◆ **WORK REQUIRED**:
Word for word, retype every line of the data.

◆ **DATA FOR THE TASK**:
**********
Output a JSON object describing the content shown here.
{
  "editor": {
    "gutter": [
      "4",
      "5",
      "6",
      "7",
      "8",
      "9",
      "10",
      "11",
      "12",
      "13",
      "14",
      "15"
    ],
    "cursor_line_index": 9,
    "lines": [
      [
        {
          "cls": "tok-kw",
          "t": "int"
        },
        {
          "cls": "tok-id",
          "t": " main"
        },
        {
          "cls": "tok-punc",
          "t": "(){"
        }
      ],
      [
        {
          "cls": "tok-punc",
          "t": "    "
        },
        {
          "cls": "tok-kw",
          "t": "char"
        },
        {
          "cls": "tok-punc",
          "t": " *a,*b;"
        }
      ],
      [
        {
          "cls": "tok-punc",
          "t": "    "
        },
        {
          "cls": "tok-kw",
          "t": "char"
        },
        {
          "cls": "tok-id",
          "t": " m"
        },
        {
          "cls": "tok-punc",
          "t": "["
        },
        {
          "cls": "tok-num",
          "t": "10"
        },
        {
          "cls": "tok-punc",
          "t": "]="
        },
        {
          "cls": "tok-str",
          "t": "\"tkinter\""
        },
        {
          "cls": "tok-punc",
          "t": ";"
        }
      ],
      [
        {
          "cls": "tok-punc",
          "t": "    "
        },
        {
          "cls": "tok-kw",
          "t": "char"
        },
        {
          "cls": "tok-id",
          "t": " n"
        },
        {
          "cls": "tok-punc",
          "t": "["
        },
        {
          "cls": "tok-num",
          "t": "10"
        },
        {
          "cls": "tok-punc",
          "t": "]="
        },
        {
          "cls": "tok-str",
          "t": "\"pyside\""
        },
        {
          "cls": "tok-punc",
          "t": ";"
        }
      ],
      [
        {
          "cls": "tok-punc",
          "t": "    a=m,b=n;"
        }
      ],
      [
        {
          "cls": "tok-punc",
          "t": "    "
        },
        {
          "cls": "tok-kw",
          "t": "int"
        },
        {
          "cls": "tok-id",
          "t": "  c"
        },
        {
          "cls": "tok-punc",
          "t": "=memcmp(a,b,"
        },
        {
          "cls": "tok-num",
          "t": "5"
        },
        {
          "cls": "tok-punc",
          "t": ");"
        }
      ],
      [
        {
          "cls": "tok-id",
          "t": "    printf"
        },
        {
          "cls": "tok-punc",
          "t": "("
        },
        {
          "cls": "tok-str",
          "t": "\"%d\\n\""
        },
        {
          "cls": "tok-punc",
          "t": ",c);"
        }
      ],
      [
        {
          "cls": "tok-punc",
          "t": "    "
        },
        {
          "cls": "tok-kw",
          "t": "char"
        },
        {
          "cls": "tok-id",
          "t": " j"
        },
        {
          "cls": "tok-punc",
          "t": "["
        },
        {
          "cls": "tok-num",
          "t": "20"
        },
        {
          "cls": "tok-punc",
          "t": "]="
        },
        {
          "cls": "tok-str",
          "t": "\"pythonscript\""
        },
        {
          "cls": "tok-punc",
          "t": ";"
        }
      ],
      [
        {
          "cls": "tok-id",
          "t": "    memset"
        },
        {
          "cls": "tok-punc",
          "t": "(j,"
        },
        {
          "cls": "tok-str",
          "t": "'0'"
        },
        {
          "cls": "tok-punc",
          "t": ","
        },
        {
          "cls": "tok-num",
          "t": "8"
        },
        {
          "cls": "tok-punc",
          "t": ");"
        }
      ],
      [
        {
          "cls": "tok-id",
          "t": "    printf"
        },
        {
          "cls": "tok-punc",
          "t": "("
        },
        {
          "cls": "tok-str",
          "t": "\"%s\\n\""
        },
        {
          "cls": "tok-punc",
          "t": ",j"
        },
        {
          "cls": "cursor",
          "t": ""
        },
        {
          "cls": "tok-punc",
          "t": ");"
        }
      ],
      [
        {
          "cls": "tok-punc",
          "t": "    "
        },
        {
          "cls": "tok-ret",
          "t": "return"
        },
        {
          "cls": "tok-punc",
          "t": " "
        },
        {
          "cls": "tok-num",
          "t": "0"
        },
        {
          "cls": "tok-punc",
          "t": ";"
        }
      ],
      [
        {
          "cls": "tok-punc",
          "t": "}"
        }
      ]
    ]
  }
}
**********
◆ **RESPONSE TO THE TASK**:
Output a JSON object describing the content shown here.
{
  "editor": {
    "gutter": [
      "4",
      "5",
      "6",
      "7",
      "8",
      "9",
      "10",
      "11",
      "12",
      "13",
      "14",
      "15"
    ],
    "cursor_line_index": 9,
    "lines": [
      [
        {
          "cls": "tok-kw",
          "t": "int"
        },
        {
          "cls": "tok-id",
          "t": " main"
        },
        {
          "cls": "tok-punc",
          "t": "(){"
        }
      ],
      [
        {
          "cls": "tok-punc",
          "t": "    "
        },
        {
          "cls": "tok-kw",
          "t": "char"
        },
        {
          "cls": "tok-punc",
          "t": " *a,*b;"
        }
      ],
      [
        {
          "cls": "tok-punc",
          "t": "    "
        },
        {
          "cls": "tok-kw",
          "t": "char"
        },
        {
          "cls": "tok-id",
          "t": " m"
        },
        {
          "cls": "tok-punc",
          "t": "["
        },
        {
          "cls": "tok-num",
          "t": "10"
        },
        {
          "cls": "tok-punc",
          "t": "]="
        },
        {
          "cls": "tok-str",
          "t": "\"tkinter\""
        },
        {
          "cls": "tok-punc",
          "t": ";"
        }
      ],
      [
        {
          "cls": "tok-punc",
          "t": "    "
        },
        {
          "cls": "tok-kw",
          "t": "char"
        },
        {
          "cls": "tok-id",
          "t": " n"
        },
        {
          "cls": "tok-punc",
          "t": "["
        },
        {
          "cls": "tok-num",
          "t": "10"
        },
        {
          "cls": "tok-punc",
          "t": "]="
        },
        {
          "cls": "tok-str",
          "t": "\"pyside\""
        },
        {
          "cls": "tok-punc",
          "t": ";"
        }
      ],
      [
        {
          "cls": "tok-punc",
          "t": "    a=m,b=n;"
        }
      ],
      [
        {
          "cls": "tok-punc",
          "t": "    "
        },
        {
          "cls": "tok-kw",
          "t": "int"
        },
        {
          "cls": "tok-id",
          "t": "  c"
        },
        {
          "cls": "tok-punc",
          "t": "=memcmp(a,b,"
        },
        {
          "cls": "tok-num",
          "t": "5"
        },
        {
          "cls": "tok-punc",
          "t": ");"
        }
      ],
      [
        {
          "cls": "tok-id",
          "t": "    printf"
        },
        {
          "cls": "tok-punc",
          "t": "("
        },
        {
          "cls": "tok-str",
          "t": "\"%d\\n\""
        },
        {
          "cls": "tok-punc",
          "t": ",c);"
        }
      ],
      [
        {
          "cls": "tok-punc",
          "t": "    "
        },
        {
          "cls": "tok-kw",
          "t": "char"
        },
        {
          "cls": "tok-id",
          "t": " j"
        },
        {
          "cls": "tok-punc",
          "t": "["
        },
        {
          "cls": "tok-num",
          "t": "20"
        },
        {
          "cls": "tok-punc",
          "t": "]="
        },
        {
          "cls": "tok-str",
          "t": "\"pythonscript\""
        },
        {
          "cls": "tok-punc",
          "t": ";"
        }
      ],
      [
        {
          "cls": "tok-id",
          "t": "    memset"
        },
        {
          "cls": "tok-punc",
          "t": "(j,"
        },
        {
          "cls": "tok-str",
          "t": "'0'"
        },
        {
          "cls": "tok-punc",
          "t": ","
        },
        {
          "cls": "tok-num",
          "t": "8"
        },
        {
          "cls": "tok-punc",
          "t": ");"
        }
      ],
      [
        {
          "cls": "tok-id",
          "t": "    printf"
        },
        {
          "cls": "tok-punc",
          "t": "("
        },
        {
          "cls": "tok-str",
          "t": "\"%s\\n\""
        },
        {
          "cls": "tok-punc",
          "t": ",j"
        },
        {
          "cls": "cursor",
          "t": ""
        },
        {
          "cls": "tok-punc",
          "t": ");"
        }
      ],
      [
        {
          "cls": "tok-punc",
          "t": "    "
        },
        {
          "cls": "tok-ret",
          "t": "return"
        },
        {
          "cls": "tok-punc",
          "t": " "
        },
        {
          "cls": "tok-num",
          "t": "0"
        },
        {
          "cls": "tok-punc",
          "t": ";"
        }
      ],
      [
        {
          "cls": "tok-punc",
          "t": "}"
        }
      ]
    ]
  }
}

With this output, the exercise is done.